* MATERIAL SUPPLIED:
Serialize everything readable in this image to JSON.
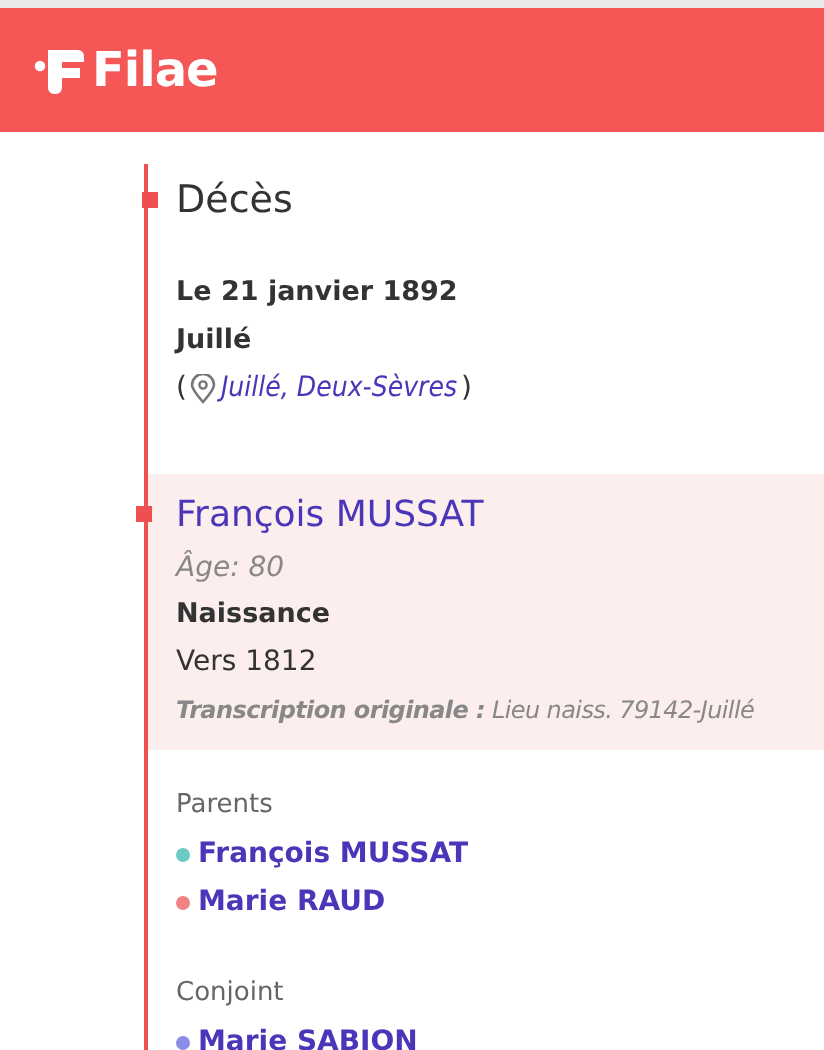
{
  "header": {
    "logo": "Filae"
  },
  "event": {
    "title": "Décès",
    "date": "Le 21 janvier 1892",
    "place": "Juillé",
    "location_open": "(",
    "location_link": "Juillé, Deux-Sèvres",
    "location_close": ")"
  },
  "person": {
    "name": "François MUSSAT",
    "age": "Âge: 80",
    "birth_label": "Naissance",
    "birth_date": "Vers 1812",
    "transcription": "**Transcription originale :** Lieu naiss. 79142-Juillé"
  },
  "relations": [
    {
      "label": "Parents",
      "people": [
        {
          "name": "François MUSSAT",
          "color": "#6ccac2"
        },
        {
          "name": "Marie RAUD",
          "color": "#f08484"
        }
      ]
    },
    {
      "label": "Conjoint",
      "people": [
        {
          "name": "Marie SABION",
          "color": "#8c8ce8"
        }
      ]
    }
  ]
}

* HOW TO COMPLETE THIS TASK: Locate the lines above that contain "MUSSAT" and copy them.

* EXERCISE SOLUTION:
    "name": "François MUSSAT",
          "name": "François MUSSAT",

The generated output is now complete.